The Lost Book Of Enoch
The Lost Book of Enoch is mainly composed of the First Book of Enoch, also called the Ethiopic Book of Enoch. This is called a “pseudepigraphical work,” meaning one that is not included in any canon of scripture, outside of even the Apocrypha. The only complete extant version is an Ethiopic translation of a previous Greek translation made in Palestine from the original Hebrew or Aramaic.
The Enoch of the title was the seventh patriarch listed in the book of Genesis. There was more than one book on him in apocryphal literature, especially during the Hellenistic period of Judaism. He was believed to be the recipient of secret knowledge from God and is therefore one of the branches of the gnostic heresy.
The Book Of Enoch
The book we now title “1 Enoch” or the First Book of Enoch, was well known to early Christians, if not widely circulated. The Book of Enoch is a literary work that found popularity among Jewish communities in the Second Temple Period, which is the era that Christ manifested. It is rich on themes that New Testament writers either presupposed or borrowed on for their manuscripts. This led to an understandable question among some early Christian thinkers at the time of its re-emergence, should The Book of Enoch be considered inspired and thus “Scripture” in the manner of other books in the Old Testament?
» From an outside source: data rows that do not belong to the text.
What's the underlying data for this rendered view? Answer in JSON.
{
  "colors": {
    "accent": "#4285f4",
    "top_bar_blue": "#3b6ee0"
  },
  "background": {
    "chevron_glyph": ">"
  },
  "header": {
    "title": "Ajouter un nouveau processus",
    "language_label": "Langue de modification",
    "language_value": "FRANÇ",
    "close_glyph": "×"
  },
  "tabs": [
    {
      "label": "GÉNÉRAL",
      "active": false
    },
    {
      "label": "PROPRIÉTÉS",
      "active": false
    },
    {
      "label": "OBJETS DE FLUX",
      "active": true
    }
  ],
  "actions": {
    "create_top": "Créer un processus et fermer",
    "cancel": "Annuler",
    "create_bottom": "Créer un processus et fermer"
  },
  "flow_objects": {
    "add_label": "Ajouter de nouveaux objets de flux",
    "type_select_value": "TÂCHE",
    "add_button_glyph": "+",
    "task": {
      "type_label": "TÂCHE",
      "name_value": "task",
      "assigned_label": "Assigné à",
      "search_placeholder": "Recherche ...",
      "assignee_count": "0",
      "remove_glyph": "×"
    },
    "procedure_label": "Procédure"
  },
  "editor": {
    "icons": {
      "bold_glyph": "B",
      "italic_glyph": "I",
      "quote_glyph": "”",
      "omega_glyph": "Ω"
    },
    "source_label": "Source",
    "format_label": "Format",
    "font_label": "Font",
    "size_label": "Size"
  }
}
Ultimately, mainstream Christianity decided that it shouldn’t, all apart for the Church in Ethiopia. Reading the book is to raise those questions again.
Book Of Enoch Online
The Book of Enoch is online and easily accessed. It should be known that The Book of Enoch is a compilation of several separate works, most of which are apocalyptic. Parts of The Book of Enoch may have originated with or been influenced by the Essene community of Jews at Qumrān. No fragments of the longest portion of the work, however, were found among the Qumrān writings. This has led scholars to theorize that this section was perhaps written in the 2nd-century ad by a Jewish Christian who wished to imbue his own eschatological speculations with the authority of Enoch, and added his work to four older apocryphal Enoch writings.
The first of the Enoch Books was initially accepted in the Christian Church but later excluded from the biblical canon. Its survival is due to the fascination of marginal and heretical Christian groups, such as the Manichaeans, with its syncretic blending of Iranian, Greek, Chaldean, and Egyptian elements. In short, it provides valuable contextual information on the character not just of early Christian thought but also of religious belief of surrounding communities and people groups.
Book Of Enoch Summary
The Book of Enoch is composed of various monumental works. The Book of the Watcher, tells the story of fallen angels from Gen 6:1-4 that took wives, created the Nephilim, and taught advanced technology to mankind, ultimately leading to the great flood and their destruction. The Parables of Similitude, is an apocalyptic book about the Son of Man and the Ancient of Days. These ancient prophecies of Jesus are directly in line with what we find in the Bible, and are remarkably similar to The Book of Revelation. The Book of the Courses of the Heavenly Luminaries is a detailed account of the stars and their functions. The Dream Visions is the prophecy of all human history, from the creation of mankind all the way to the end times and the final judgement. The past, present, and future are foretold in grand detail. The prophecy of weeks is similar to the prophecy structure in the book of Daniel. The Concluding Section reminds us how we should live. Enoch recounts the lessons and wisdom he has learned in life, and that ultimately we are all subject to God. Finally, The Noah Fragments is the untold story of Noah from the Bible. We learn more about his mission to save all humanity and the struggles of his father Lamech and his grandfather Methuselah. Each work is independent, but all the works are bound by a common theme: the punishment of the wicked and the blessedness of the righteous.
Image source: Aleppo Codex Wikimedia Commons